What you should do — Your task is to find every line in the records that holds the string "time" and copy it.

Excerpted records —
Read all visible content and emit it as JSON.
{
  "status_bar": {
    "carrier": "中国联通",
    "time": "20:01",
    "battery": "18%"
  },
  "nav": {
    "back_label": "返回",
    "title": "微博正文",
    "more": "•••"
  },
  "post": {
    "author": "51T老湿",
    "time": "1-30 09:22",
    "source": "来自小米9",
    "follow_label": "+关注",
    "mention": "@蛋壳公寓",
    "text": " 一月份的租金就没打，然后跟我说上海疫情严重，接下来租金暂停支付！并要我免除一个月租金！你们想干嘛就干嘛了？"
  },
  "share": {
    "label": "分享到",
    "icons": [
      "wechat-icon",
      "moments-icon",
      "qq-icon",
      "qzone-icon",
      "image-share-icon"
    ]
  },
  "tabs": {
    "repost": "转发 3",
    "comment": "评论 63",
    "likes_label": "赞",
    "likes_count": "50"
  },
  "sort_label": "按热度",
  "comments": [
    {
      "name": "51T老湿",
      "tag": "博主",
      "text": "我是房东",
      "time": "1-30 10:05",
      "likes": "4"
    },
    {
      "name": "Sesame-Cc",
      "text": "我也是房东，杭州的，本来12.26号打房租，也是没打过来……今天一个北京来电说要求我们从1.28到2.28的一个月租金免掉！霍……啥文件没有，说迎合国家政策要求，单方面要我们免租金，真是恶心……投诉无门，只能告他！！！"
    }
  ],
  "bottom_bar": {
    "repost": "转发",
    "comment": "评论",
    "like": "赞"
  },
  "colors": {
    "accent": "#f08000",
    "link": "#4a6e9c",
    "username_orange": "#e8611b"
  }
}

Written answer —
    "time": "20:01",
    "time": "1-30 09:22",
      "time": "1-30 10:05",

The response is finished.